But the bus terminal is already on the up. The exposed iron frame has largely been sheathed in a curtain of flickering digital advertising, a gaudy touch in most places, but humble by Times Square standards, and profitable. The attics where homeless people dwelt have long since been sealed up. Columns were shrunk, lighting and paint brightened to improve visibility and deter crime. And the vast once-sparsely used atriums have been populated by retail. All of this earning the bus terminal the redeeming honor of a "great public space" from the experts on that designation at the Project for Public Spaces

The bus terminal is, however, running out of bus space. 

The contract for a Master Plan with such a sweeping purview is an acknowledgement that more Manhattan will need more space for bus commuters in the years to come. About 65 million people pass through the PABT each year, and at peak times the facility is at capacity. 

Following Sandy, with train tunnels out of service, the PABT became a daily test of endurance (see pic) with New Jersey residents waiting on lines well over an hour as a line of borrowed buses stretched for blocks down 8th Avenue, unable to fit into the bus terminal fast enough. 

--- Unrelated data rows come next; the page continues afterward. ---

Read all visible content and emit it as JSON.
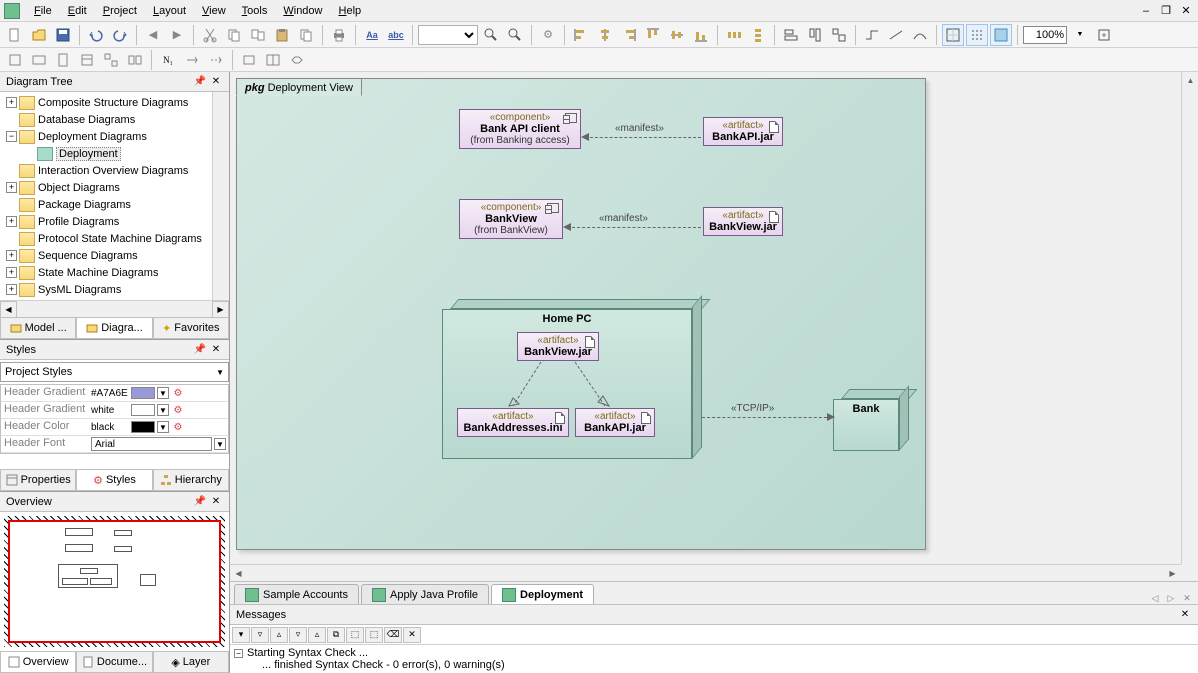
{
  "menubar": [
    "File",
    "Edit",
    "Project",
    "Layout",
    "View",
    "Tools",
    "Window",
    "Help"
  ],
  "zoom": "100%",
  "panels": {
    "tree_title": "Diagram Tree",
    "styles_title": "Styles",
    "overview_title": "Overview",
    "messages_title": "Messages"
  },
  "tree": {
    "items": [
      {
        "indent": 0,
        "exp": "+",
        "type": "folder",
        "label": "Composite Structure Diagrams"
      },
      {
        "indent": 0,
        "exp": "",
        "type": "folder",
        "label": "Database Diagrams"
      },
      {
        "indent": 0,
        "exp": "−",
        "type": "folder",
        "label": "Deployment Diagrams"
      },
      {
        "indent": 1,
        "exp": "",
        "type": "doc",
        "label": "Deployment",
        "selected": true
      },
      {
        "indent": 0,
        "exp": "",
        "type": "folder",
        "label": "Interaction Overview Diagrams"
      },
      {
        "indent": 0,
        "exp": "+",
        "type": "folder",
        "label": "Object Diagrams"
      },
      {
        "indent": 0,
        "exp": "",
        "type": "folder",
        "label": "Package Diagrams"
      },
      {
        "indent": 0,
        "exp": "+",
        "type": "folder",
        "label": "Profile Diagrams"
      },
      {
        "indent": 0,
        "exp": "",
        "type": "folder",
        "label": "Protocol State Machine Diagrams"
      },
      {
        "indent": 0,
        "exp": "+",
        "type": "folder",
        "label": "Sequence Diagrams"
      },
      {
        "indent": 0,
        "exp": "+",
        "type": "folder",
        "label": "State Machine Diagrams"
      },
      {
        "indent": 0,
        "exp": "+",
        "type": "folder",
        "label": "SysML Diagrams"
      }
    ],
    "tabs": [
      "Model ...",
      "Diagra...",
      "Favorites"
    ],
    "active_tab": 1
  },
  "styles": {
    "combo": "Project Styles",
    "rows": [
      {
        "k": "Header Gradient E",
        "v": "#A7A6E",
        "color": "#9a99d8"
      },
      {
        "k": "Header Gradient E",
        "v": "white",
        "color": "#ffffff"
      },
      {
        "k": "Header Color",
        "v": "black",
        "color": "#000000"
      },
      {
        "k": "Header Font",
        "v": "Arial"
      }
    ],
    "tabs": [
      "Properties",
      "Styles",
      "Hierarchy"
    ],
    "active_tab": 1
  },
  "overview": {
    "tabs": [
      "Overview",
      "Docume...",
      "Layer"
    ],
    "active_tab": 0
  },
  "diagram": {
    "pkg_prefix": "pkg",
    "pkg_name": "Deployment View",
    "comp1": {
      "stereo": "«component»",
      "name": "Bank API client",
      "from": "(from Banking access)"
    },
    "art1": {
      "stereo": "«artifact»",
      "name": "BankAPI.jar"
    },
    "comp2": {
      "stereo": "«component»",
      "name": "BankView",
      "from": "(from BankView)"
    },
    "art2": {
      "stereo": "«artifact»",
      "name": "BankView.jar"
    },
    "node1": {
      "name": "Home PC"
    },
    "art3": {
      "stereo": "«artifact»",
      "name": "BankView.jar"
    },
    "art4": {
      "stereo": "«artifact»",
      "name": "BankAddresses.ini"
    },
    "art5": {
      "stereo": "«artifact»",
      "name": "BankAPI.jar"
    },
    "node2": {
      "name": "Bank"
    },
    "manifest": "«manifest»",
    "tcpip": "«TCP/IP»"
  },
  "doc_tabs": {
    "tabs": [
      "Sample Accounts",
      "Apply Java Profile",
      "Deployment"
    ],
    "active": 2
  },
  "messages": {
    "line1": "Starting Syntax Check ...",
    "line2": "... finished Syntax Check - 0 error(s), 0 warning(s)"
  }
}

Even with a surge of curbside competitors draining off some of the long distance bus market from Peter Pan and Greyhound, the daily commuting needs are demanding expansion. 

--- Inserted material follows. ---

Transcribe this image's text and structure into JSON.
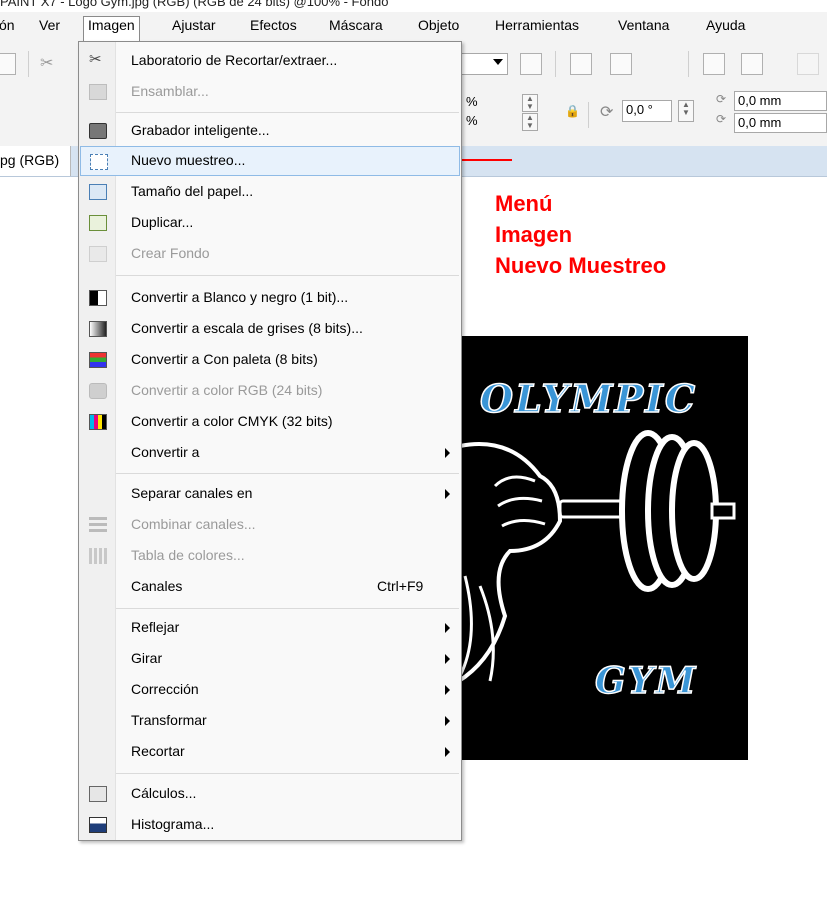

"The development of a Master Plan underscores the Port Authority's commitment to make the Bus Terminal a world-class facility and bus transit the most reliable mode of access to midtown Manhattan," said Port Authority Chairman David Samson in a statement. "While the Port Authority has already begun the work of revitalizing the Bus Terminal, including the recent acquisition of top-shelf tenants like Starbucks and Cake Boss Café and the installation of WIFI in the South Wing concourse, this comprehensive approach is the best way to ensure the Bus Terminal keeps pace with future passenger growth over the next fifty years."

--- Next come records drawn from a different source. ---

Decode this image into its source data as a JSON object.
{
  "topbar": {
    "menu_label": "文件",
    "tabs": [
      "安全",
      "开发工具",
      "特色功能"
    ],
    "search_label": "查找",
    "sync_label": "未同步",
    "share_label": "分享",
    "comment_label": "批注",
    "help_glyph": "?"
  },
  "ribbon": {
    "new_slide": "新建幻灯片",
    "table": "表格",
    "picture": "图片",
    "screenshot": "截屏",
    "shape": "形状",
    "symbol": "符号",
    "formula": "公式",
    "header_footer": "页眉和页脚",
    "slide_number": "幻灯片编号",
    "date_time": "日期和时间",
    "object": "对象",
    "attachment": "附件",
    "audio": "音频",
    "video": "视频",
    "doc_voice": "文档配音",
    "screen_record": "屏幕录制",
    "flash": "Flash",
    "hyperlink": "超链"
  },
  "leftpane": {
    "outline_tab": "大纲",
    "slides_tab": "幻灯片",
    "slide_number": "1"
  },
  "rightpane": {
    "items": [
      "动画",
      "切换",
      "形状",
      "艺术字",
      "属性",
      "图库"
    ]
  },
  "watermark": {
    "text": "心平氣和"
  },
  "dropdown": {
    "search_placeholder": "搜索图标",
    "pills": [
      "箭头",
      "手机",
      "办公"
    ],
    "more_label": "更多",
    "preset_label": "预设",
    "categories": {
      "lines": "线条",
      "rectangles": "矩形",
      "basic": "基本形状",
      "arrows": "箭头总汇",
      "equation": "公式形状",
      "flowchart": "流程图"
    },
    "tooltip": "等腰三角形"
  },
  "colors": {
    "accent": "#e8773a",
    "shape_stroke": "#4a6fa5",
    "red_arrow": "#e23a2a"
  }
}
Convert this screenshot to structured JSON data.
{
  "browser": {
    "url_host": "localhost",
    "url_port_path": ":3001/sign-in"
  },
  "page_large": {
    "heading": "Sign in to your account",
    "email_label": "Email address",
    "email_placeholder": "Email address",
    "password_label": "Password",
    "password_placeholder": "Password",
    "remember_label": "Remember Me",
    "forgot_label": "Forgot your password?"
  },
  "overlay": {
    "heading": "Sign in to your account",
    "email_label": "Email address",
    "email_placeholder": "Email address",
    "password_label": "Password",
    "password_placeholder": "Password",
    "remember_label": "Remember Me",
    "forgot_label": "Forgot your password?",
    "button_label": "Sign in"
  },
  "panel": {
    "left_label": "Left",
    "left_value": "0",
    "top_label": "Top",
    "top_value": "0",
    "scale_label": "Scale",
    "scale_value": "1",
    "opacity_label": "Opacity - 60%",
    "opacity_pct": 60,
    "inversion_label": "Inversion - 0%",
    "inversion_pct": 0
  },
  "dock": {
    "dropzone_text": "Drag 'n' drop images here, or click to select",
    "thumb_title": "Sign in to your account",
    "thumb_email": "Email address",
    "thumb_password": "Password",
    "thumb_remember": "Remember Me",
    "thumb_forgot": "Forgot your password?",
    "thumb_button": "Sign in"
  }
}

The Master Plan will be conducted by Kohn Pedersen Fox and Parsons Brinckerhoff factoring growth of interstate travel, impacts on the local community including idling buses on local streets, and "more equitable funding from carriers operating at the Terminal." The study will cost $5.5 million and be completed in 18 months, according to the Star Ledger.

It is unclear if Fox and Brinckeroff will take into consideration the other design suggestions for the PABT over the years, including this rendering with rows of evergreen trees besides stacked bus gates, or the plans to build a tower over the terminal that got some attention in 2008. 

The Port Authority Bus Terminal opened in 1950 with significant expansions or re-construction projects happening up through 2007. 


QUESTION: What would you "revitalize" about the PABT? Tell us. @tranportnation or in the comments below.